◆ TASK BRIEF
Using "this" as the search string, find the matching lines below and copy them.

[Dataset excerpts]
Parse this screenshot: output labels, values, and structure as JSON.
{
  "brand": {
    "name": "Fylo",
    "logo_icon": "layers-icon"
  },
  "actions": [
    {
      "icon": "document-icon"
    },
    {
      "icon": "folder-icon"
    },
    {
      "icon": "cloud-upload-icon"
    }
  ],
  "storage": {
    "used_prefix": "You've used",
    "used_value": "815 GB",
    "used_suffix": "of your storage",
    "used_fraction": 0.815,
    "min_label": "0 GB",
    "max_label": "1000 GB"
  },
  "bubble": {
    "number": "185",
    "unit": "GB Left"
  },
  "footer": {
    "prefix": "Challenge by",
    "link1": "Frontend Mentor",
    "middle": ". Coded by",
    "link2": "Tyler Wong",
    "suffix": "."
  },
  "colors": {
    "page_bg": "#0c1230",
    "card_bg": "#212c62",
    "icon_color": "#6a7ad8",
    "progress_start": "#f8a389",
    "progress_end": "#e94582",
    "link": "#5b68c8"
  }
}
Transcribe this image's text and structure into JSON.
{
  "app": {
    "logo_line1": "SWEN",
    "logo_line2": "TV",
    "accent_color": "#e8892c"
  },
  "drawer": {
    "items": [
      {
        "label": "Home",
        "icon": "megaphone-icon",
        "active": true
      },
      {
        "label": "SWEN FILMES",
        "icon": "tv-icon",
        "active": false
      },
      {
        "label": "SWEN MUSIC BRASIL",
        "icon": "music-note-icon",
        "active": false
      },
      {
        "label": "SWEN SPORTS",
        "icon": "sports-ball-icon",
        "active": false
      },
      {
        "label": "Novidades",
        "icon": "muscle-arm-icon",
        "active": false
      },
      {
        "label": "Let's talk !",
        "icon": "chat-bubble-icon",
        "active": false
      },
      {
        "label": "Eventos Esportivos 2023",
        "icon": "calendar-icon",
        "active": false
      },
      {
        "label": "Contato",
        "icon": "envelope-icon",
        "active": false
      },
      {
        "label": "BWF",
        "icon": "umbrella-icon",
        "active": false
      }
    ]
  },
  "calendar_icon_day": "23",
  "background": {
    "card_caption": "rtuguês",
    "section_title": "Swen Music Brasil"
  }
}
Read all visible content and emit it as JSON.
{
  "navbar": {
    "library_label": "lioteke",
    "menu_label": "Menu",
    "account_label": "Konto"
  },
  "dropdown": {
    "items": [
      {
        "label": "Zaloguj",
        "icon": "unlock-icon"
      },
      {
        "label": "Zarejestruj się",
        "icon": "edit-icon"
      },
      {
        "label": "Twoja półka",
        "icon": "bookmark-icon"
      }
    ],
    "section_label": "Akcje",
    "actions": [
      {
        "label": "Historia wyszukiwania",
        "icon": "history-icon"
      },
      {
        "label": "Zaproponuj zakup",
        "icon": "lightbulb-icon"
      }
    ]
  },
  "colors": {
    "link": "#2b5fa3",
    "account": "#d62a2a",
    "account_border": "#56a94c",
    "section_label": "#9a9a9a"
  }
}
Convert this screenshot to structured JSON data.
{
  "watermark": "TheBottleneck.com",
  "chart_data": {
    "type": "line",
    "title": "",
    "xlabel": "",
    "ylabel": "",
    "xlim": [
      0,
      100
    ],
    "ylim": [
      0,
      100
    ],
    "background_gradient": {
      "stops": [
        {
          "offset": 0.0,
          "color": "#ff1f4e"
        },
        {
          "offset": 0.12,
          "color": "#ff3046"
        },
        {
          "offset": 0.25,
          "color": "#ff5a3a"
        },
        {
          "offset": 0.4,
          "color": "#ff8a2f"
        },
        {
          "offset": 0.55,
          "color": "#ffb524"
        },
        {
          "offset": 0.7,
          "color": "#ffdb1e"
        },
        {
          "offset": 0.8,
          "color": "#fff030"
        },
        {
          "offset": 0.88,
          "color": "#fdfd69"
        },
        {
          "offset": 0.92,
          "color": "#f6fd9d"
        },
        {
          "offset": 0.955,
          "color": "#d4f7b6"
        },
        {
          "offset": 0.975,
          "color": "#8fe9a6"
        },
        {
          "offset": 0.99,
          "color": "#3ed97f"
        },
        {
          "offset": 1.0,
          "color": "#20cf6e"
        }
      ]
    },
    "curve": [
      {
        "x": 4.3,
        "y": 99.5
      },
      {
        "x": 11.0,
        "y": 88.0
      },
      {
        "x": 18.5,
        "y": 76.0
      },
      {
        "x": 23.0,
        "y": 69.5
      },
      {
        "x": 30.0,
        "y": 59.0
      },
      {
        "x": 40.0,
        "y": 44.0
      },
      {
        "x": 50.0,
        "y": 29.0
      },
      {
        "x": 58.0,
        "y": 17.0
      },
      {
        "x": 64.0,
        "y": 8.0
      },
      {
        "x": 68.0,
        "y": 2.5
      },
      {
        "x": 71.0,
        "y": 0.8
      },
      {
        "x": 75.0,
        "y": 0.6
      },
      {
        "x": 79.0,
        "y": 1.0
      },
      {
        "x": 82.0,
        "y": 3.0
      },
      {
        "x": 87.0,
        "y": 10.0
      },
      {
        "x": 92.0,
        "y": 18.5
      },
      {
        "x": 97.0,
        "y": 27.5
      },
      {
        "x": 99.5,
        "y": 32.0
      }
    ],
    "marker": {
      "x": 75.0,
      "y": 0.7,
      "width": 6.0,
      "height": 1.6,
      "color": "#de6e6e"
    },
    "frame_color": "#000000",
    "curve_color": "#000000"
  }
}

◆ YOUR SOLUTION
Parse this screenshot: output labels, values, and structure as JSON.
Transcribe this image's text and structure into JSON.
Convert this screenshot to structured JSON data.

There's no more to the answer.